There are several varieties of White strawberries. There are two true species (Fragaria vesca and Fragaria chiloensis), which are known as Alpine Strawberries and Beach strawberries. Both of these varieties will grow true from seed as they are not hybrids. The Beach strawberry was instrumental in the cross-breeding that resulted in the large, red, plump strawberry varieties available today. Red strawberries contain protein redden, which transforms their color to red when they reach full ripeness. White strawberries are either deficient in or completely lack this protein. Red and White strawberries share the same molecule responsible for the aroma of ripe strawberries.
White strawberries are versatile because of their varied sugar content and acidity. Wherever strawberries are called within a recipe, White strawberries can easily be utilized. White strawberries can be used in both sweet and savory preparations, and shine either raw or cooked. They can be eaten fresh out of hand whole, sliced, pureed and used within ice creams, gelatos, granitas, sorbets and cocktails. Complimentary pairings include, vanilla, oranges, pineapple, cloves, grapefruit, lemons, limes, watermelon, cream, yogurt, ginger, brown sugar, chiles, bacon, basil, mint, lemon verbena, fennel, lavender, and cheeses such as blue cheese, feta and chevre.
The two species of White strawberries are native to both the Old World and the New World. Fragaria vesca is native to Europe. Fragaria chiloensis is a wild species of strawberry native to Chile.
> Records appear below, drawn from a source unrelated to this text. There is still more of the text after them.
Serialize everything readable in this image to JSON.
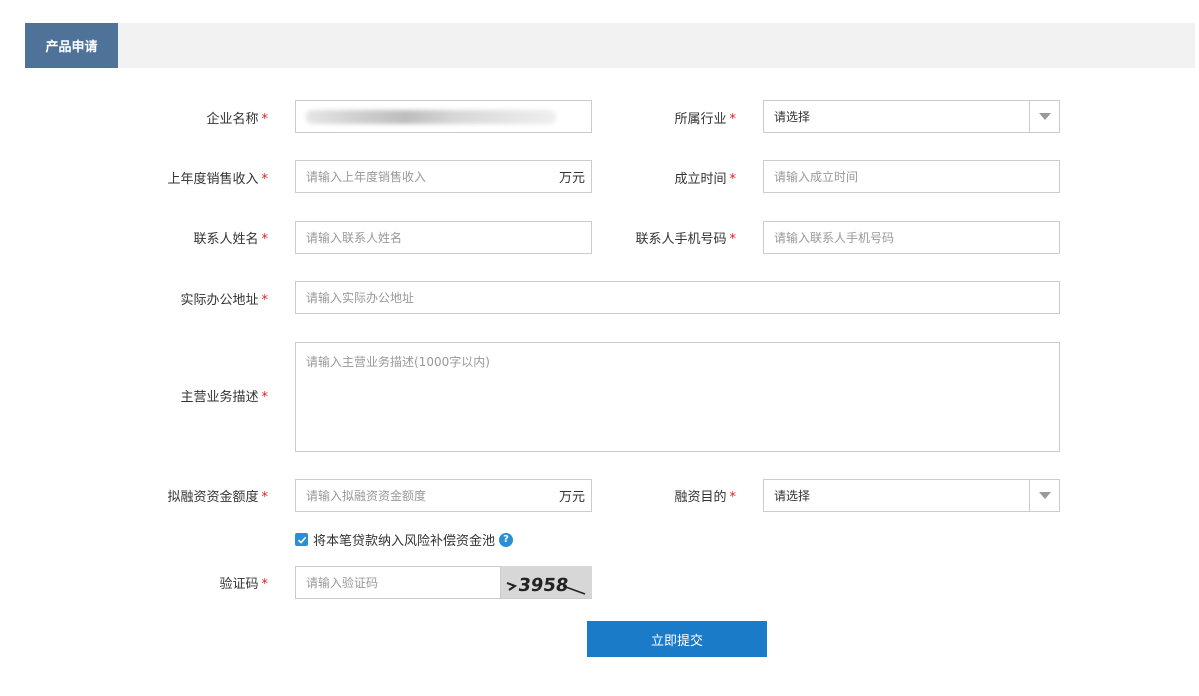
{
  "tab": {
    "label": "产品申请"
  },
  "form": {
    "company_name": {
      "label": "企业名称",
      "value": ""
    },
    "industry": {
      "label": "所属行业",
      "value": "请选择"
    },
    "last_year_revenue": {
      "label": "上年度销售收入",
      "placeholder": "请输入上年度销售收入",
      "unit": "万元"
    },
    "founded_time": {
      "label": "成立时间",
      "placeholder": "请输入成立时间"
    },
    "contact_name": {
      "label": "联系人姓名",
      "placeholder": "请输入联系人姓名"
    },
    "contact_phone": {
      "label": "联系人手机号码",
      "placeholder": "请输入联系人手机号码"
    },
    "office_address": {
      "label": "实际办公地址",
      "placeholder": "请输入实际办公地址"
    },
    "business_desc": {
      "label": "主营业务描述",
      "placeholder": "请输入主营业务描述(1000字以内)"
    },
    "financing_amount": {
      "label": "拟融资资金额度",
      "placeholder": "请输入拟融资资金额度",
      "unit": "万元"
    },
    "financing_purpose": {
      "label": "融资目的",
      "value": "请选择"
    },
    "risk_pool_checkbox": {
      "label": "将本笔贷款纳入风险补偿资金池",
      "checked": true
    },
    "captcha": {
      "label": "验证码",
      "placeholder": "请输入验证码",
      "image_text": "3958"
    },
    "required_mark": "*",
    "submit_label": "立即提交"
  },
  "icons": {
    "dropdown": "chevron-down-icon",
    "help": "question-circle-icon",
    "check": "check-icon"
  },
  "colors": {
    "tab_bg": "#4f7298",
    "accent": "#1a7bc9",
    "required": "#e02020",
    "border": "#cccccc"
  }
}
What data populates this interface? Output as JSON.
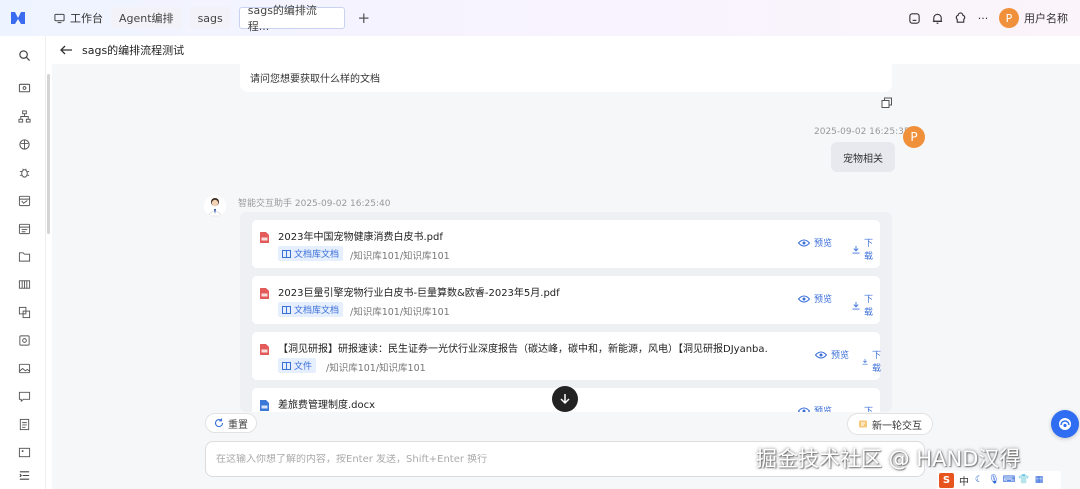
{
  "topbar": {
    "home_label": "工作台",
    "tabs": [
      {
        "label": "Agent编排"
      },
      {
        "label": "sags"
      },
      {
        "label": "sags的编排流程..."
      }
    ],
    "add_tab_label": "+",
    "more_label": "···",
    "user": {
      "avatar_letter": "P",
      "name": "用户名称"
    }
  },
  "header": {
    "title": "sags的编排流程测试"
  },
  "chat": {
    "bot_question": "请问您想要获取什么样的文档",
    "user_message": {
      "time": "2025-09-02 16:25:35",
      "avatar_letter": "P",
      "text": "宠物相关"
    },
    "bot_reply": {
      "meta": "智能交互助手 2025-09-02 16:25:40",
      "documents": [
        {
          "name": "2023年中国宠物健康消费白皮书.pdf",
          "tag": "文档库文档",
          "path": "/知识库101/知识库101",
          "type": "pdf"
        },
        {
          "name": "2023巨量引擎宠物行业白皮书-巨量算数&欧睿-2023年5月.pdf",
          "tag": "文档库文档",
          "path": "/知识库101/知识库101",
          "type": "pdf"
        },
        {
          "name": "【洞见研报】研报速读：民生证券一光伏行业深度报告（碳达峰，碳中和，新能源，风电）【洞见研报DJyanba…",
          "tag": "文件",
          "path": "/知识库101/知识库101",
          "type": "pdf"
        },
        {
          "name": "差旅费管理制度.docx",
          "tag": "",
          "path": "",
          "type": "docx"
        }
      ],
      "preview_label": "预览",
      "download_label": "下载"
    }
  },
  "controls": {
    "reset_label": "重置",
    "new_round_label": "新一轮交互",
    "input_placeholder": "在这输入你想了解的内容，按Enter 发送，Shift+Enter 换行"
  },
  "watermark": "掘金技术社区 @ HAND汉得",
  "ime": {
    "logo": "S",
    "lang": "中"
  },
  "colors": {
    "accent": "#2f6ef2",
    "avatar": "#f0903a",
    "link": "#3a6fd8"
  }
}
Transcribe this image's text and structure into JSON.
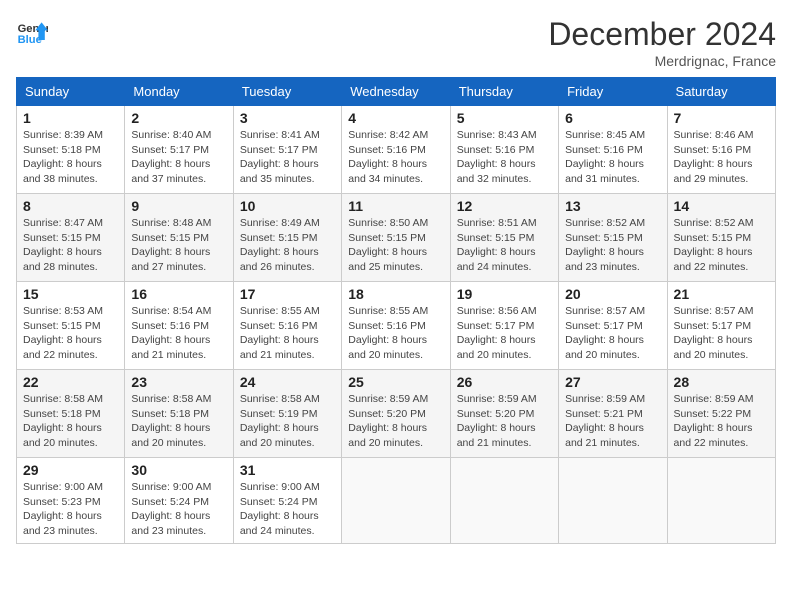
{
  "header": {
    "logo_line1": "General",
    "logo_line2": "Blue",
    "month": "December 2024",
    "location": "Merdrignac, France"
  },
  "days_of_week": [
    "Sunday",
    "Monday",
    "Tuesday",
    "Wednesday",
    "Thursday",
    "Friday",
    "Saturday"
  ],
  "weeks": [
    [
      {
        "day": 1,
        "info": "Sunrise: 8:39 AM\nSunset: 5:18 PM\nDaylight: 8 hours\nand 38 minutes."
      },
      {
        "day": 2,
        "info": "Sunrise: 8:40 AM\nSunset: 5:17 PM\nDaylight: 8 hours\nand 37 minutes."
      },
      {
        "day": 3,
        "info": "Sunrise: 8:41 AM\nSunset: 5:17 PM\nDaylight: 8 hours\nand 35 minutes."
      },
      {
        "day": 4,
        "info": "Sunrise: 8:42 AM\nSunset: 5:16 PM\nDaylight: 8 hours\nand 34 minutes."
      },
      {
        "day": 5,
        "info": "Sunrise: 8:43 AM\nSunset: 5:16 PM\nDaylight: 8 hours\nand 32 minutes."
      },
      {
        "day": 6,
        "info": "Sunrise: 8:45 AM\nSunset: 5:16 PM\nDaylight: 8 hours\nand 31 minutes."
      },
      {
        "day": 7,
        "info": "Sunrise: 8:46 AM\nSunset: 5:16 PM\nDaylight: 8 hours\nand 29 minutes."
      }
    ],
    [
      {
        "day": 8,
        "info": "Sunrise: 8:47 AM\nSunset: 5:15 PM\nDaylight: 8 hours\nand 28 minutes."
      },
      {
        "day": 9,
        "info": "Sunrise: 8:48 AM\nSunset: 5:15 PM\nDaylight: 8 hours\nand 27 minutes."
      },
      {
        "day": 10,
        "info": "Sunrise: 8:49 AM\nSunset: 5:15 PM\nDaylight: 8 hours\nand 26 minutes."
      },
      {
        "day": 11,
        "info": "Sunrise: 8:50 AM\nSunset: 5:15 PM\nDaylight: 8 hours\nand 25 minutes."
      },
      {
        "day": 12,
        "info": "Sunrise: 8:51 AM\nSunset: 5:15 PM\nDaylight: 8 hours\nand 24 minutes."
      },
      {
        "day": 13,
        "info": "Sunrise: 8:52 AM\nSunset: 5:15 PM\nDaylight: 8 hours\nand 23 minutes."
      },
      {
        "day": 14,
        "info": "Sunrise: 8:52 AM\nSunset: 5:15 PM\nDaylight: 8 hours\nand 22 minutes."
      }
    ],
    [
      {
        "day": 15,
        "info": "Sunrise: 8:53 AM\nSunset: 5:15 PM\nDaylight: 8 hours\nand 22 minutes."
      },
      {
        "day": 16,
        "info": "Sunrise: 8:54 AM\nSunset: 5:16 PM\nDaylight: 8 hours\nand 21 minutes."
      },
      {
        "day": 17,
        "info": "Sunrise: 8:55 AM\nSunset: 5:16 PM\nDaylight: 8 hours\nand 21 minutes."
      },
      {
        "day": 18,
        "info": "Sunrise: 8:55 AM\nSunset: 5:16 PM\nDaylight: 8 hours\nand 20 minutes."
      },
      {
        "day": 19,
        "info": "Sunrise: 8:56 AM\nSunset: 5:17 PM\nDaylight: 8 hours\nand 20 minutes."
      },
      {
        "day": 20,
        "info": "Sunrise: 8:57 AM\nSunset: 5:17 PM\nDaylight: 8 hours\nand 20 minutes."
      },
      {
        "day": 21,
        "info": "Sunrise: 8:57 AM\nSunset: 5:17 PM\nDaylight: 8 hours\nand 20 minutes."
      }
    ],
    [
      {
        "day": 22,
        "info": "Sunrise: 8:58 AM\nSunset: 5:18 PM\nDaylight: 8 hours\nand 20 minutes."
      },
      {
        "day": 23,
        "info": "Sunrise: 8:58 AM\nSunset: 5:18 PM\nDaylight: 8 hours\nand 20 minutes."
      },
      {
        "day": 24,
        "info": "Sunrise: 8:58 AM\nSunset: 5:19 PM\nDaylight: 8 hours\nand 20 minutes."
      },
      {
        "day": 25,
        "info": "Sunrise: 8:59 AM\nSunset: 5:20 PM\nDaylight: 8 hours\nand 20 minutes."
      },
      {
        "day": 26,
        "info": "Sunrise: 8:59 AM\nSunset: 5:20 PM\nDaylight: 8 hours\nand 21 minutes."
      },
      {
        "day": 27,
        "info": "Sunrise: 8:59 AM\nSunset: 5:21 PM\nDaylight: 8 hours\nand 21 minutes."
      },
      {
        "day": 28,
        "info": "Sunrise: 8:59 AM\nSunset: 5:22 PM\nDaylight: 8 hours\nand 22 minutes."
      }
    ],
    [
      {
        "day": 29,
        "info": "Sunrise: 9:00 AM\nSunset: 5:23 PM\nDaylight: 8 hours\nand 23 minutes."
      },
      {
        "day": 30,
        "info": "Sunrise: 9:00 AM\nSunset: 5:24 PM\nDaylight: 8 hours\nand 23 minutes."
      },
      {
        "day": 31,
        "info": "Sunrise: 9:00 AM\nSunset: 5:24 PM\nDaylight: 8 hours\nand 24 minutes."
      },
      null,
      null,
      null,
      null
    ]
  ]
}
They continue to grow in both wild and domesticated form, though their commercial relevance is slight.